You can successfully cook an egg by the clock, three minutes for soft boiled, for instance, but not pasta. The key to success with pasta is cooking to that elusive a l dente (literally to the tooth) stage, just to the degree of still being slightly resistant to the bite.
But exactly how resistant? And how to make pasta yield the secrets of its success?
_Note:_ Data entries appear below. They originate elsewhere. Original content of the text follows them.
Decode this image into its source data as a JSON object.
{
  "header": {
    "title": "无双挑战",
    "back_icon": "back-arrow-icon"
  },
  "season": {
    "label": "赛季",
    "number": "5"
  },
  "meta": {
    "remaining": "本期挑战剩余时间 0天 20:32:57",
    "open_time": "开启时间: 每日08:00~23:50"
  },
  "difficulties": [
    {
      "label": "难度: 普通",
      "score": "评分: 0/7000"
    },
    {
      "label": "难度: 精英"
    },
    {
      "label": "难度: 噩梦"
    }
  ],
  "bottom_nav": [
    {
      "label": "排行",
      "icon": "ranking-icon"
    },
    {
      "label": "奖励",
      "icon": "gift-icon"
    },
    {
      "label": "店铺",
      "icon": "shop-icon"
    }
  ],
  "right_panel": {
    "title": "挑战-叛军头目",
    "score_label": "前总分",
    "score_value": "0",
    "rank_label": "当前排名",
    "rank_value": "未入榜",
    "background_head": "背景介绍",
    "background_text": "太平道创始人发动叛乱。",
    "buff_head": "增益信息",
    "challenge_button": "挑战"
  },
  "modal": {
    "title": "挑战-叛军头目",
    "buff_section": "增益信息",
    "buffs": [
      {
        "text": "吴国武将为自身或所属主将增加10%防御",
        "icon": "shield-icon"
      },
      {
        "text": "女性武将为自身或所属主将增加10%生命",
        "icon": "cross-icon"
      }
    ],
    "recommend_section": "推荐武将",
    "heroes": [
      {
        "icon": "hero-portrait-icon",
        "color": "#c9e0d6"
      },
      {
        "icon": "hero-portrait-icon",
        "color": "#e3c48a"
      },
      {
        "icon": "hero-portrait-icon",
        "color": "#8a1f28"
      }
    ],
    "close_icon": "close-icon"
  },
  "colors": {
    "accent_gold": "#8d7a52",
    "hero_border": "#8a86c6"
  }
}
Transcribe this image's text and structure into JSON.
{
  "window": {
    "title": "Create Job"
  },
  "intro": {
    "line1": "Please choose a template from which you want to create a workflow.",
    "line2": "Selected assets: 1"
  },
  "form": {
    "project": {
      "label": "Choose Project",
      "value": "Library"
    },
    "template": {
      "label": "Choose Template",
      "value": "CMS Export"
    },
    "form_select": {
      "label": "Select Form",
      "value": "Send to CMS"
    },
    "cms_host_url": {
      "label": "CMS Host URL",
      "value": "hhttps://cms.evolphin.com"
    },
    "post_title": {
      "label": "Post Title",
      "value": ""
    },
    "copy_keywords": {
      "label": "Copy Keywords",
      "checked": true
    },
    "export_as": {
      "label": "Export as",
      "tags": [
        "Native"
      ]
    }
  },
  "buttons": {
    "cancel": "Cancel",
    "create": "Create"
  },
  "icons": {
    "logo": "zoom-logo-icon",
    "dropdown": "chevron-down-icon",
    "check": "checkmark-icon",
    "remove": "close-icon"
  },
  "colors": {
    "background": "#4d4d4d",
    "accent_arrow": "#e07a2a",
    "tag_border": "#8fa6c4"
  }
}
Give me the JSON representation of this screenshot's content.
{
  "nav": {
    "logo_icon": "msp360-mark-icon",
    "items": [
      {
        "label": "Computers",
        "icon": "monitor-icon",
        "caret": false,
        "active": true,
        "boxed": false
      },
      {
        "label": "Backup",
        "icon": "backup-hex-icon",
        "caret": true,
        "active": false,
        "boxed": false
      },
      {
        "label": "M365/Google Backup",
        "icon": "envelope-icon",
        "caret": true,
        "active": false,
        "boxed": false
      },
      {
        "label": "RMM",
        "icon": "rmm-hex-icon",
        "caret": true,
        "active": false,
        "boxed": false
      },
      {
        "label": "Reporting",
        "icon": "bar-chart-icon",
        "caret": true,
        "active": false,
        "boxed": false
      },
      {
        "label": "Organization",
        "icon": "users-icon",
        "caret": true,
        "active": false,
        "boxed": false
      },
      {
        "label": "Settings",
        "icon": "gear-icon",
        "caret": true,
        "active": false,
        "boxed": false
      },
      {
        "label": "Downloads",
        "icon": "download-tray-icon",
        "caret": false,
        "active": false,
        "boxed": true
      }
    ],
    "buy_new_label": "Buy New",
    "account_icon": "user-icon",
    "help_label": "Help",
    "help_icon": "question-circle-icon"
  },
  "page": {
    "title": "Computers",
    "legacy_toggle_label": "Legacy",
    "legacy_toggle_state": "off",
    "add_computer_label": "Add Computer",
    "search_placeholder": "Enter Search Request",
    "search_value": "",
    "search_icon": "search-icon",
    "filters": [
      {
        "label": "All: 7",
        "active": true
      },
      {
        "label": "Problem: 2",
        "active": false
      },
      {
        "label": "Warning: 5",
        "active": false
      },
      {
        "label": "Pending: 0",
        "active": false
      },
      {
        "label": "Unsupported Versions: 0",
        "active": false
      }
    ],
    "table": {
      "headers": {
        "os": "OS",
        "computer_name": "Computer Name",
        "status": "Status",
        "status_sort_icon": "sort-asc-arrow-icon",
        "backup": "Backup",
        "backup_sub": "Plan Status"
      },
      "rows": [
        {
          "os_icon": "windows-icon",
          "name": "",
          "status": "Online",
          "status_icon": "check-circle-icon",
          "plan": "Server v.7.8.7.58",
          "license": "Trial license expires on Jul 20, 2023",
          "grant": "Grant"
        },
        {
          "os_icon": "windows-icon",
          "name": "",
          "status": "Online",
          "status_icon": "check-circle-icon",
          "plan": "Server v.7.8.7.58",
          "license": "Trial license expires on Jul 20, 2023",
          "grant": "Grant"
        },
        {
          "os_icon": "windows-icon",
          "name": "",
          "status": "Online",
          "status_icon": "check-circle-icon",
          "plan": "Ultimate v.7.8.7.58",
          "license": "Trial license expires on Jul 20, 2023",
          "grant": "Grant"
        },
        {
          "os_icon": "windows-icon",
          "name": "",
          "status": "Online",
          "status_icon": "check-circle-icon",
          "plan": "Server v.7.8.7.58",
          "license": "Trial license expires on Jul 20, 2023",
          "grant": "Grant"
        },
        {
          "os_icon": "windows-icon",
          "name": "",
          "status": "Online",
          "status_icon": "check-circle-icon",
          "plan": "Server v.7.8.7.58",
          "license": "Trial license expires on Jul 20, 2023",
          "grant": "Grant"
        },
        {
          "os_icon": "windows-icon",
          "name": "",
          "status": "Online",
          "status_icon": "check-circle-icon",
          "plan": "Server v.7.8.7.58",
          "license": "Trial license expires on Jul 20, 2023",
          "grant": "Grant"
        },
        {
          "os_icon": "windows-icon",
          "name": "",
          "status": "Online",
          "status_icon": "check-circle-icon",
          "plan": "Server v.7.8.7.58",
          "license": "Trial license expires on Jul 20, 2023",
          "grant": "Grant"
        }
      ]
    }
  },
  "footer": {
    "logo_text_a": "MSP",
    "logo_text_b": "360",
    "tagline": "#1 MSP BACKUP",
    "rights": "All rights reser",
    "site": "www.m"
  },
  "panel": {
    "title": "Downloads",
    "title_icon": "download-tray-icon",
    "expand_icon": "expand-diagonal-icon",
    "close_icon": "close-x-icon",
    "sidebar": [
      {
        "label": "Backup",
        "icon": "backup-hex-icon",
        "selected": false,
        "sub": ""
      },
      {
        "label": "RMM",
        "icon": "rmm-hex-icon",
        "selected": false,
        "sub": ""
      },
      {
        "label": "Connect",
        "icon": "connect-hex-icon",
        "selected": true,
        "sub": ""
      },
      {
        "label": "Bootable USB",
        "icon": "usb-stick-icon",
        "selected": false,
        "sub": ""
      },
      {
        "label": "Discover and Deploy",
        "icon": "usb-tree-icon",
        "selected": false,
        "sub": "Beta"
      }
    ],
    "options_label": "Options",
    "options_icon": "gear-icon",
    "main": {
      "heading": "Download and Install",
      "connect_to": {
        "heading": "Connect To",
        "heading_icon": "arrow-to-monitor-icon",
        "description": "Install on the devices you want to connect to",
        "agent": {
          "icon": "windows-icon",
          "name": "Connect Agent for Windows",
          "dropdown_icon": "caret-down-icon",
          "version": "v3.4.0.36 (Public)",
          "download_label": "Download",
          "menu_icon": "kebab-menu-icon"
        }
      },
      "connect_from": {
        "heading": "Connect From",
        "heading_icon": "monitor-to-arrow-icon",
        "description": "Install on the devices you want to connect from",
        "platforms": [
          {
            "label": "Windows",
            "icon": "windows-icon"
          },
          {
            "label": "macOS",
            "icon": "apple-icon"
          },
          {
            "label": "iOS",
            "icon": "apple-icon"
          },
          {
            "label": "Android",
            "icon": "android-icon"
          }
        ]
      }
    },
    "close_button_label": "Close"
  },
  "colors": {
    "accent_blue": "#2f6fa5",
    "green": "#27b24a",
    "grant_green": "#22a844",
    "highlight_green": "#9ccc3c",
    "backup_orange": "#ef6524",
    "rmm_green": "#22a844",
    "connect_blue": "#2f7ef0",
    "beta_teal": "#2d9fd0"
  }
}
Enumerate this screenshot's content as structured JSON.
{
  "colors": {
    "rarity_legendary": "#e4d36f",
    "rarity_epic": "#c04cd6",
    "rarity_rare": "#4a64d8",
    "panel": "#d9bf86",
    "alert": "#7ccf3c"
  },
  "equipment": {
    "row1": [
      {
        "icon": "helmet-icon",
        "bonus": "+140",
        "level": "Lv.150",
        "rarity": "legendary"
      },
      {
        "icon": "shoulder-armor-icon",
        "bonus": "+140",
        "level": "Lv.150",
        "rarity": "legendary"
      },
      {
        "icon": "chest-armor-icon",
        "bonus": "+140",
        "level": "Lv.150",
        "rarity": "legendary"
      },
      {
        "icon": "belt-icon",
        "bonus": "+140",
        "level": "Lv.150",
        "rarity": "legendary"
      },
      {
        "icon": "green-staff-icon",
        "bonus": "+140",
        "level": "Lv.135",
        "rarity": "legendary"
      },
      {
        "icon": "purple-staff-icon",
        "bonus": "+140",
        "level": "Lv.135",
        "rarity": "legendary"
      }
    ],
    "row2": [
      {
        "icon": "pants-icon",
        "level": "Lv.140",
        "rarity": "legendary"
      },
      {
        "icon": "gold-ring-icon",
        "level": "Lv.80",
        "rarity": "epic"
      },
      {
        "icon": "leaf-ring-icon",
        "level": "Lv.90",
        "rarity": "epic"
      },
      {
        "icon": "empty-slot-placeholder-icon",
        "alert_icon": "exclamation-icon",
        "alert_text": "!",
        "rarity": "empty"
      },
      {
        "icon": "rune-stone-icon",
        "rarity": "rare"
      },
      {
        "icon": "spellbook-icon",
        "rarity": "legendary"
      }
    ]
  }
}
That is a problem a group of scientists in New South Wales is grappling with, in a project to explore the relationships between pasta quality and the composition of grains of durum wheat.
According to Elizabeth McKenzie, cereal chemist with NSW Agriculture at Tamworth, an understanding of how different characteristics of durum wheat affect pasta quality is a prerequisite to the development of early generation tests for pasta quality and the release of new, quality, durum varieties.
Dr McKenzie says major savings could be made in Australian durum wheat breeding programs if new cultivars could be assessed for market acceptance much earlier in the programs.
With domestic pasta consumption in Australia growing at a reported 7 per cent a year, and significant opportunities available on export markets, production of durum wheat appears an increasingly attractive option for wheat growers.
Working with Dr McKenzie in the durum wheat project — supported by growers through the GRDC — are Ian Batey and Finlay MacRitchie, of CSIRO's Grain Quality Research Laboratories in Sydney, and NSW Agriculture's Tamworth durum wheat breeder, Ray Hare.
Dr McKenzie says the team had bitten into a lot of pasta in its early attempts to understand the a l dente characteristic, but a newly arrived British machine obtained with GRDC and durum industry support would allow more scientific measurements.
"It really is just a big mechanical tooth, with a bevelled and angled piece of perspex or metal which replicates the ergonomic action of a biting, human tooth," Dr McKenzie said. "It measures exactly the force needed to bite half-way through a strand of pasta."
In related research the question of pasta stickiness is under the lens at CSIRO's Grain Quality Laboratories. Dr Batey is researching the starch qualities of durum wheats, and Dr MacRitchie the interaction of grain carbohydrate, protein and fat in relation to quality.
That has led to another challenge. "Because Dr MacRitchie does not have kilograms of grain to work with, we. are trying to work out how to build a machine that will produce a single strand of pasta for testing."
Subprogram 1.4.01 Contact: Dr Elizabeth McKenzie 067 631100